What the task requires> Please restate each line of the data below exactly. Omit all images.

____________

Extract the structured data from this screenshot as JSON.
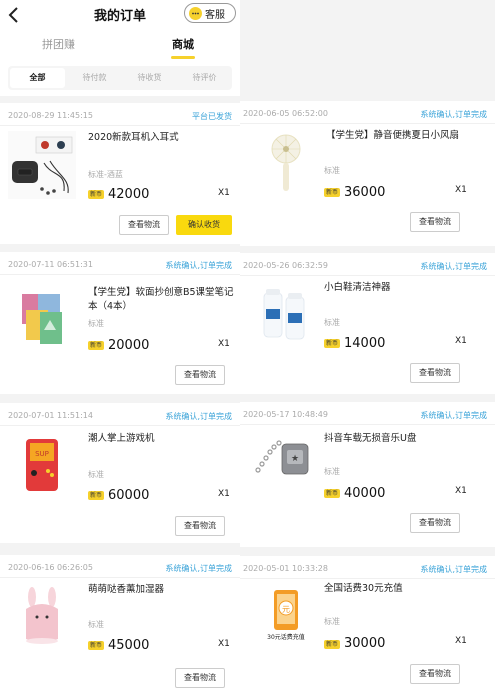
{
  "header": {
    "title": "我的订单",
    "kefu_label": "客服"
  },
  "top_tabs": [
    "拼团赚",
    "商城"
  ],
  "sub_tabs": [
    "全部",
    "待付款",
    "待收货",
    "待评价"
  ],
  "coin_label": "新币",
  "spec_label": "标准",
  "qty_label": "X1",
  "btn_logistics": "查看物流",
  "btn_confirm": "确认收货",
  "colors": {
    "accent": "#f6d12c",
    "status": "#3aa3d8"
  },
  "left_orders": [
    {
      "time": "2020-08-29 11:45:15",
      "status": "平台已发货",
      "name": "2020新款耳机入耳式",
      "spec": "标准-酒蓝",
      "price": "42000",
      "icon": "earphones-image"
    },
    {
      "time": "2020-07-11 06:51:31",
      "status": "系统确认,订单完成",
      "name": "【学生党】软面抄创意B5课堂笔记本（4本）",
      "spec": "标准",
      "price": "20000",
      "icon": "notebook-image"
    },
    {
      "time": "2020-07-01 11:51:14",
      "status": "系统确认,订单完成",
      "name": "潮人掌上游戏机",
      "spec": "标准",
      "price": "60000",
      "icon": "game-console-image"
    },
    {
      "time": "2020-06-16 06:26:05",
      "status": "系统确认,订单完成",
      "name": "萌萌哒香薰加湿器",
      "spec": "标准",
      "price": "45000",
      "icon": "humidifier-image"
    }
  ],
  "right_orders": [
    {
      "time": "2020-06-05 06:52:00",
      "status": "系统确认,订单完成",
      "name": "【学生党】静音便携夏日小风扇",
      "spec": "标准",
      "price": "36000",
      "icon": "fan-image"
    },
    {
      "time": "2020-05-26 06:32:59",
      "status": "系统确认,订单完成",
      "name": "小白鞋清洁神器",
      "spec": "标准",
      "price": "14000",
      "icon": "shoe-cleaner-image"
    },
    {
      "time": "2020-05-17 10:48:49",
      "status": "系统确认,订单完成",
      "name": "抖音车载无损音乐U盘",
      "spec": "标准",
      "price": "40000",
      "icon": "usb-drive-image"
    },
    {
      "time": "2020-05-01 10:33:28",
      "status": "系统确认,订单完成",
      "name": "全国话费30元充值",
      "spec": "标准",
      "price": "30000",
      "icon": "phone-recharge-image",
      "image_caption": "30元话费充值"
    }
  ]
}
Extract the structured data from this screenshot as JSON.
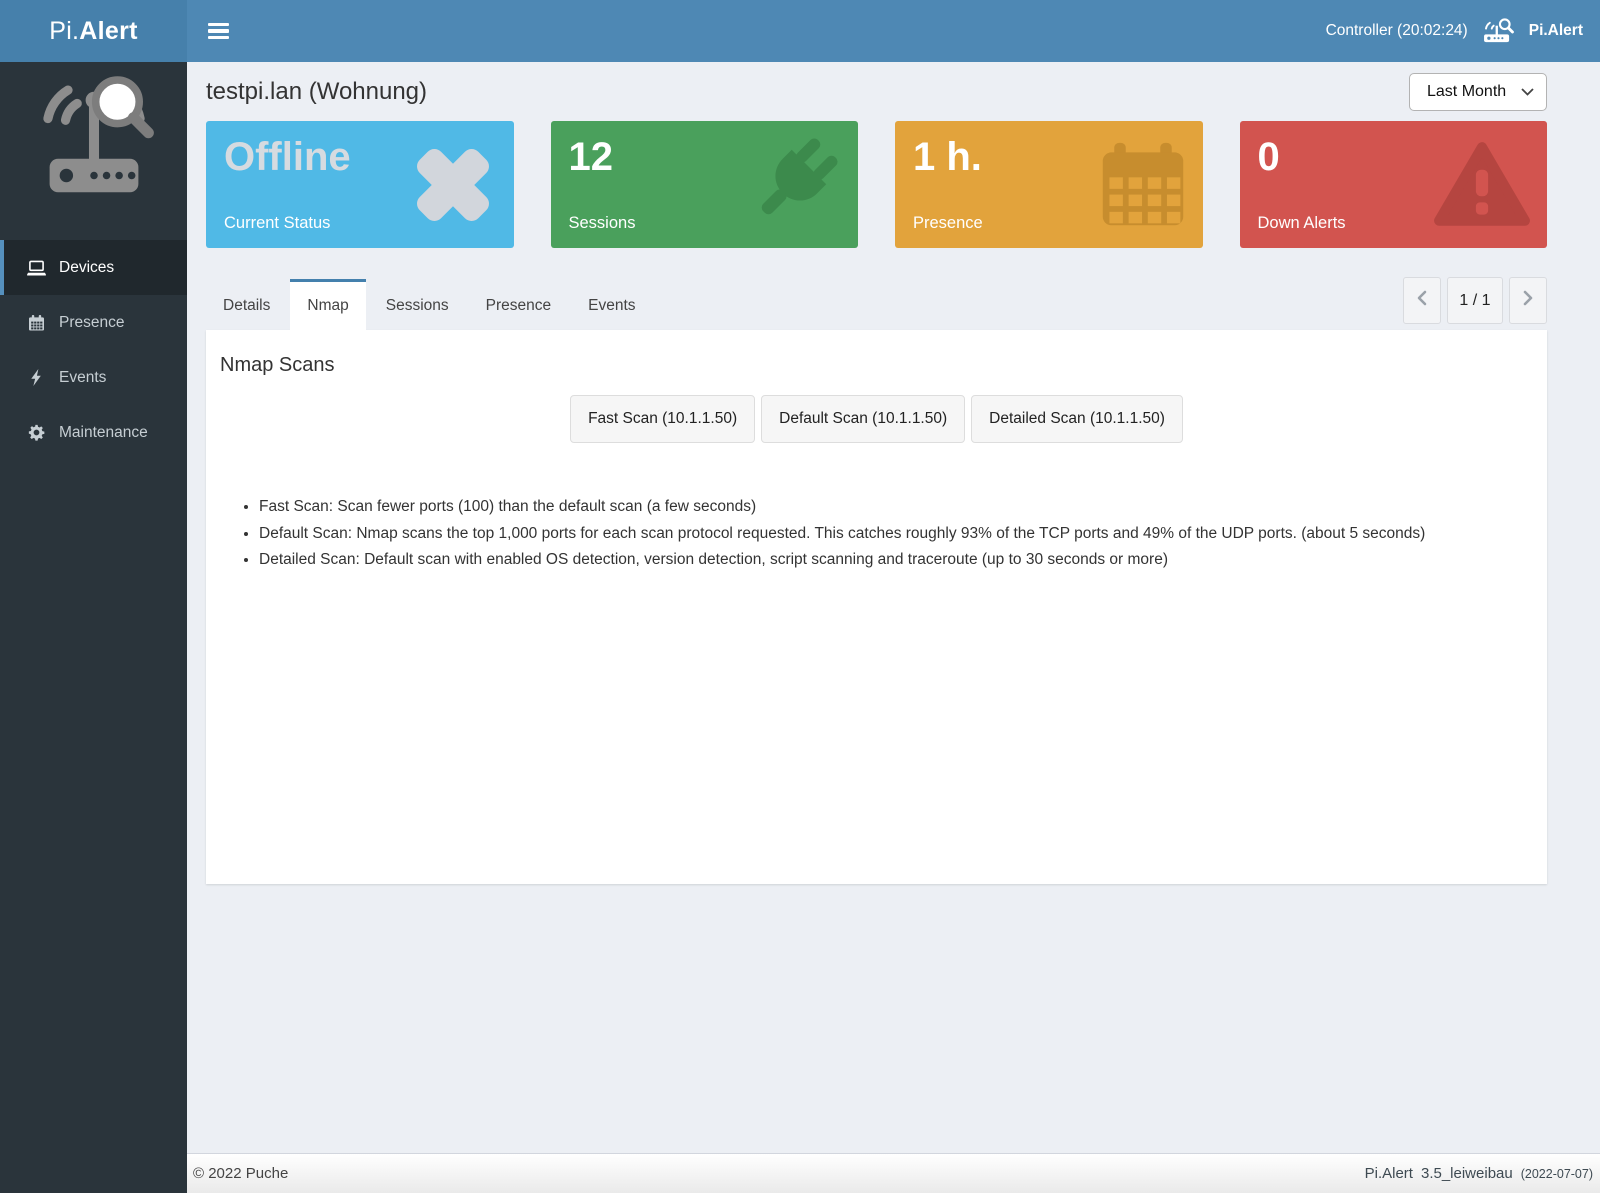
{
  "header": {
    "logo_prefix": "Pi.",
    "logo_suffix": "Alert",
    "controller_label": "Controller (20:02:24)",
    "brand": "Pi.Alert"
  },
  "sidebar": {
    "items": [
      {
        "label": "Devices",
        "icon": "laptop-icon",
        "active": true
      },
      {
        "label": "Presence",
        "icon": "calendar-icon",
        "active": false
      },
      {
        "label": "Events",
        "icon": "bolt-icon",
        "active": false
      },
      {
        "label": "Maintenance",
        "icon": "gear-icon",
        "active": false
      }
    ]
  },
  "page": {
    "title": "testpi.lan (Wohnung)",
    "period_selected": "Last Month",
    "cards": [
      {
        "value": "Offline",
        "label": "Current Status",
        "icon": "x-mark-icon",
        "bg": "#50b9e6",
        "value_color": "#d6dbe0",
        "icon_color": "#d2d6dc"
      },
      {
        "value": "12",
        "label": "Sessions",
        "icon": "plug-icon",
        "bg": "#4aa05c",
        "value_color": "#ffffff",
        "icon_color": "#3c8a4c"
      },
      {
        "value": "1 h.",
        "label": "Presence",
        "icon": "calendar-icon",
        "bg": "#e2a33c",
        "value_color": "#ffffff",
        "icon_color": "#c78d2e"
      },
      {
        "value": "0",
        "label": "Down Alerts",
        "icon": "warning-icon",
        "bg": "#d2544f",
        "value_color": "#ffffff",
        "icon_color": "#b54540"
      }
    ],
    "tabs": [
      "Details",
      "Nmap",
      "Sessions",
      "Presence",
      "Events"
    ],
    "active_tab": "Nmap",
    "pagination": {
      "current": "1 / 1"
    },
    "panel": {
      "heading": "Nmap Scans",
      "scan_buttons": [
        "Fast Scan (10.1.1.50)",
        "Default Scan (10.1.1.50)",
        "Detailed Scan (10.1.1.50)"
      ],
      "notes": [
        "Fast Scan: Scan fewer ports (100) than the default scan (a few seconds)",
        "Default Scan: Nmap scans the top 1,000 ports for each scan protocol requested. This catches roughly 93% of the TCP ports and 49% of the UDP ports. (about 5 seconds)",
        "Detailed Scan: Default scan with enabled OS detection, version detection, script scanning and traceroute (up to 30 seconds or more)"
      ]
    }
  },
  "footer": {
    "copyright": "© 2022 Puche",
    "brand": "Pi.Alert",
    "version": "3.5_leiweibau",
    "date": "(2022-07-07)"
  },
  "colors": {
    "navbar_bg": "#4e88b4",
    "logo_bg": "#4680ab",
    "sidebar_bg": "#2a343b",
    "content_bg": "#eceff4",
    "active_tab_border": "#4480ad"
  }
}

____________

Task solution>
Extract the structured data from this screenshot as JSON.
{
  "header": {
    "title": "我的订单",
    "kefu_label": "客服"
  },
  "top_tabs": [
    "拼团赚",
    "商城"
  ],
  "sub_tabs": [
    "全部",
    "待付款",
    "待收货",
    "待评价"
  ],
  "coin_label": "新币",
  "spec_label": "标准",
  "qty_label": "X1",
  "btn_logistics": "查看物流",
  "btn_confirm": "确认收货",
  "colors": {
    "accent": "#f6d12c",
    "status": "#3aa3d8"
  },
  "left_orders": [
    {
      "time": "2020-08-29 11:45:15",
      "status": "平台已发货",
      "name": "2020新款耳机入耳式",
      "spec": "标准-酒蓝",
      "price": "42000",
      "icon": "earphones-image"
    },
    {
      "time": "2020-07-11 06:51:31",
      "status": "系统确认,订单完成",
      "name": "【学生党】软面抄创意B5课堂笔记本（4本）",
      "spec": "标准",
      "price": "20000",
      "icon": "notebook-image"
    },
    {
      "time": "2020-07-01 11:51:14",
      "status": "系统确认,订单完成",
      "name": "潮人掌上游戏机",
      "spec": "标准",
      "price": "60000",
      "icon": "game-console-image"
    },
    {
      "time": "2020-06-16 06:26:05",
      "status": "系统确认,订单完成",
      "name": "萌萌哒香薰加湿器",
      "spec": "标准",
      "price": "45000",
      "icon": "humidifier-image"
    }
  ],
  "right_orders": [
    {
      "time": "2020-06-05 06:52:00",
      "status": "系统确认,订单完成",
      "name": "【学生党】静音便携夏日小风扇",
      "spec": "标准",
      "price": "36000",
      "icon": "fan-image"
    },
    {
      "time": "2020-05-26 06:32:59",
      "status": "系统确认,订单完成",
      "name": "小白鞋清洁神器",
      "spec": "标准",
      "price": "14000",
      "icon": "shoe-cleaner-image"
    },
    {
      "time": "2020-05-17 10:48:49",
      "status": "系统确认,订单完成",
      "name": "抖音车载无损音乐U盘",
      "spec": "标准",
      "price": "40000",
      "icon": "usb-drive-image"
    },
    {
      "time": "2020-05-01 10:33:28",
      "status": "系统确认,订单完成",
      "name": "全国话费30元充值",
      "spec": "标准",
      "price": "30000",
      "icon": "phone-recharge-image",
      "image_caption": "30元话费充值"
    }
  ]
}
Extract the structured data from this screenshot as JSON.
{
  "header": {
    "logo_prefix": "Pi.",
    "logo_suffix": "Alert",
    "controller_label": "Controller (20:02:24)",
    "brand": "Pi.Alert"
  },
  "sidebar": {
    "items": [
      {
        "label": "Devices",
        "icon": "laptop-icon",
        "active": true
      },
      {
        "label": "Presence",
        "icon": "calendar-icon",
        "active": false
      },
      {
        "label": "Events",
        "icon": "bolt-icon",
        "active": false
      },
      {
        "label": "Maintenance",
        "icon": "gear-icon",
        "active": false
      }
    ]
  },
  "page": {
    "title": "testpi.lan (Wohnung)",
    "period_selected": "Last Month",
    "cards": [
      {
        "value": "Offline",
        "label": "Current Status",
        "icon": "x-mark-icon",
        "bg": "#50b9e6",
        "value_color": "#d6dbe0",
        "icon_color": "#d2d6dc"
      },
      {
        "value": "12",
        "label": "Sessions",
        "icon": "plug-icon",
        "bg": "#4aa05c",
        "value_color": "#ffffff",
        "icon_color": "#3c8a4c"
      },
      {
        "value": "1 h.",
        "label": "Presence",
        "icon": "calendar-icon",
        "bg": "#e2a33c",
        "value_color": "#ffffff",
        "icon_color": "#c78d2e"
      },
      {
        "value": "0",
        "label": "Down Alerts",
        "icon": "warning-icon",
        "bg": "#d2544f",
        "value_color": "#ffffff",
        "icon_color": "#b54540"
      }
    ],
    "tabs": [
      "Details",
      "Nmap",
      "Sessions",
      "Presence",
      "Events"
    ],
    "active_tab": "Nmap",
    "pagination": {
      "current": "1 / 1"
    },
    "panel": {
      "heading": "Nmap Scans",
      "scan_buttons": [
        "Fast Scan (10.1.1.50)",
        "Default Scan (10.1.1.50)",
        "Detailed Scan (10.1.1.50)"
      ],
      "notes": [
        "Fast Scan: Scan fewer ports (100) than the default scan (a few seconds)",
        "Default Scan: Nmap scans the top 1,000 ports for each scan protocol requested. This catches roughly 93% of the TCP ports and 49% of the UDP ports. (about 5 seconds)",
        "Detailed Scan: Default scan with enabled OS detection, version detection, script scanning and traceroute (up to 30 seconds or more)"
      ]
    }
  },
  "footer": {
    "copyright": "© 2022 Puche",
    "brand": "Pi.Alert",
    "version": "3.5_leiweibau",
    "date": "(2022-07-07)"
  },
  "colors": {
    "navbar_bg": "#4e88b4",
    "logo_bg": "#4680ab",
    "sidebar_bg": "#2a343b",
    "content_bg": "#eceff4",
    "active_tab_border": "#4480ad"
  }
}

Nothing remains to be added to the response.